> TASK GOAL: Every record below should be repeated exactly, with the pictures left out.

> Stored entries:
= = = =
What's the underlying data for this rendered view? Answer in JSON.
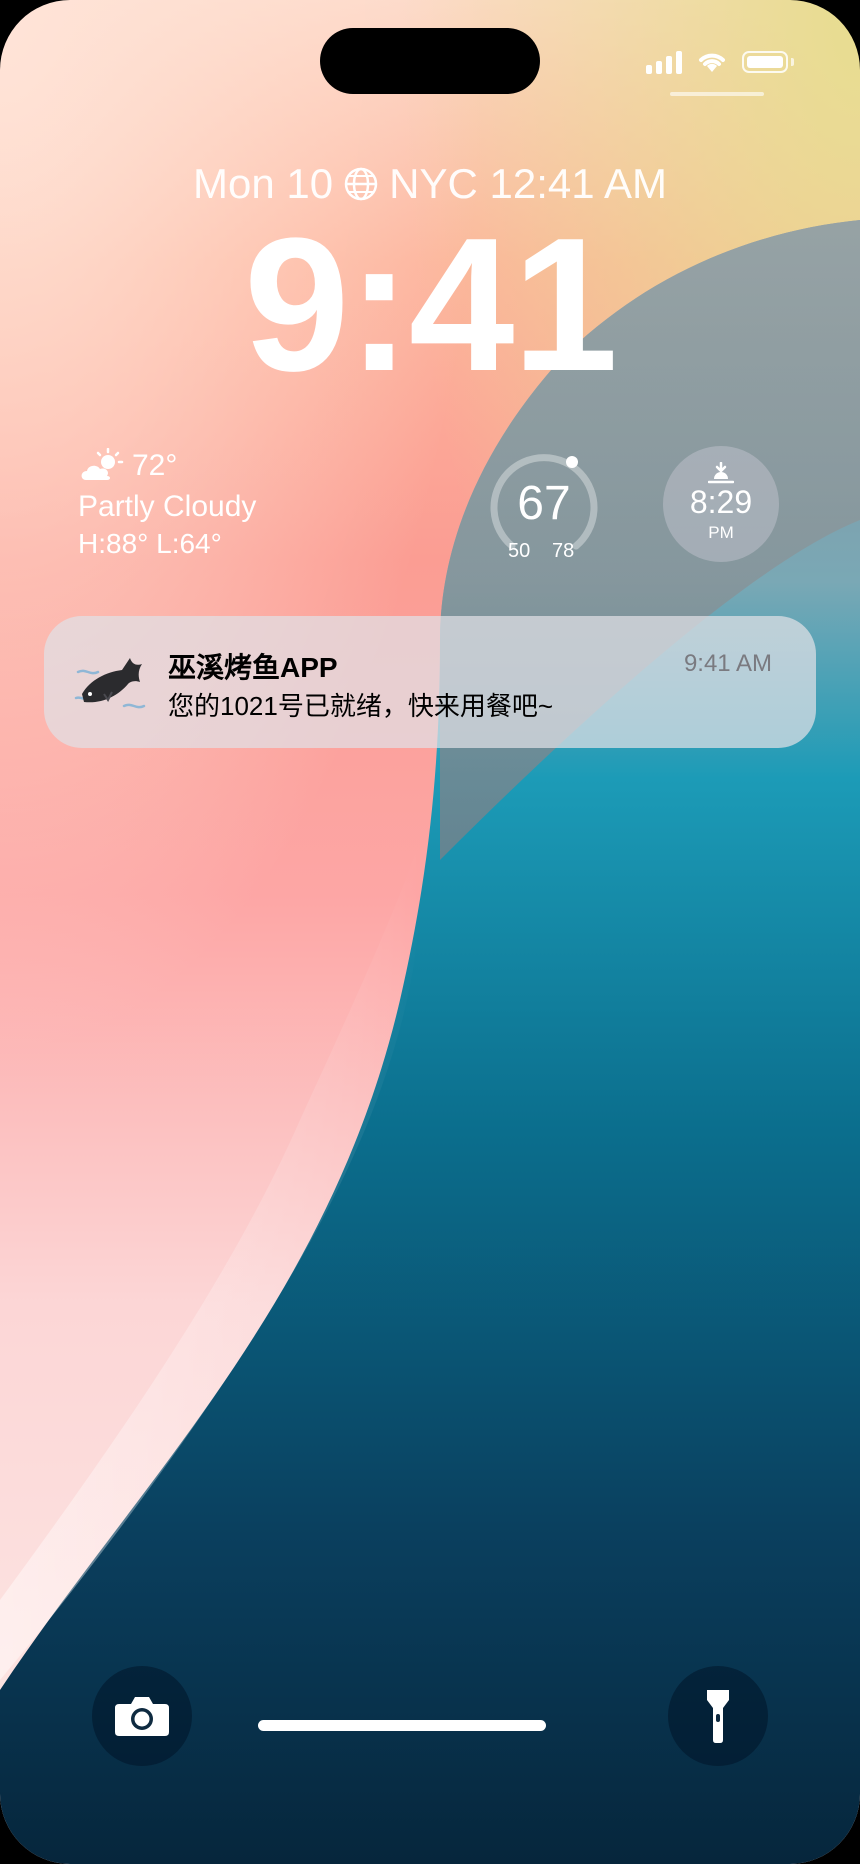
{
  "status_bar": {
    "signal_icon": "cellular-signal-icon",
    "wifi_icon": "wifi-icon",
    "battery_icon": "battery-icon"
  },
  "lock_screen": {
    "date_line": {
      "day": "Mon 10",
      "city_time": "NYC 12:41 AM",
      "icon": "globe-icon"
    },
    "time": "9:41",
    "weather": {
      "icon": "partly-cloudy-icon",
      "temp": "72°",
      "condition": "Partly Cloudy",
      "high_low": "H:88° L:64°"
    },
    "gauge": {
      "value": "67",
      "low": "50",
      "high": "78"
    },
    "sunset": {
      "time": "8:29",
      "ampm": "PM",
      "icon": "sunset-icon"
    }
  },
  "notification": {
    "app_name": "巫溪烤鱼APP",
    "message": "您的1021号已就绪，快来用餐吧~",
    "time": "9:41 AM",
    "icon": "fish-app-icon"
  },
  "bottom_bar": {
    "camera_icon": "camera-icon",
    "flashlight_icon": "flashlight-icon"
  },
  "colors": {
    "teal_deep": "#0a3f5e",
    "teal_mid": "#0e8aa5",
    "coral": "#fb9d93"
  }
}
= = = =
> TASK RESPONSE:
What's the underlying data for this rendered view? Answer in JSON.
{
  "status_bar": {
    "signal_icon": "cellular-signal-icon",
    "wifi_icon": "wifi-icon",
    "battery_icon": "battery-icon"
  },
  "lock_screen": {
    "date_line": {
      "day": "Mon 10",
      "city_time": "NYC 12:41 AM",
      "icon": "globe-icon"
    },
    "time": "9:41",
    "weather": {
      "icon": "partly-cloudy-icon",
      "temp": "72°",
      "condition": "Partly Cloudy",
      "high_low": "H:88° L:64°"
    },
    "gauge": {
      "value": "67",
      "low": "50",
      "high": "78"
    },
    "sunset": {
      "time": "8:29",
      "ampm": "PM",
      "icon": "sunset-icon"
    }
  },
  "notification": {
    "app_name": "巫溪烤鱼APP",
    "message": "您的1021号已就绪，快来用餐吧~",
    "time": "9:41 AM",
    "icon": "fish-app-icon"
  },
  "bottom_bar": {
    "camera_icon": "camera-icon",
    "flashlight_icon": "flashlight-icon"
  },
  "colors": {
    "teal_deep": "#0a3f5e",
    "teal_mid": "#0e8aa5",
    "coral": "#fb9d93"
  }
}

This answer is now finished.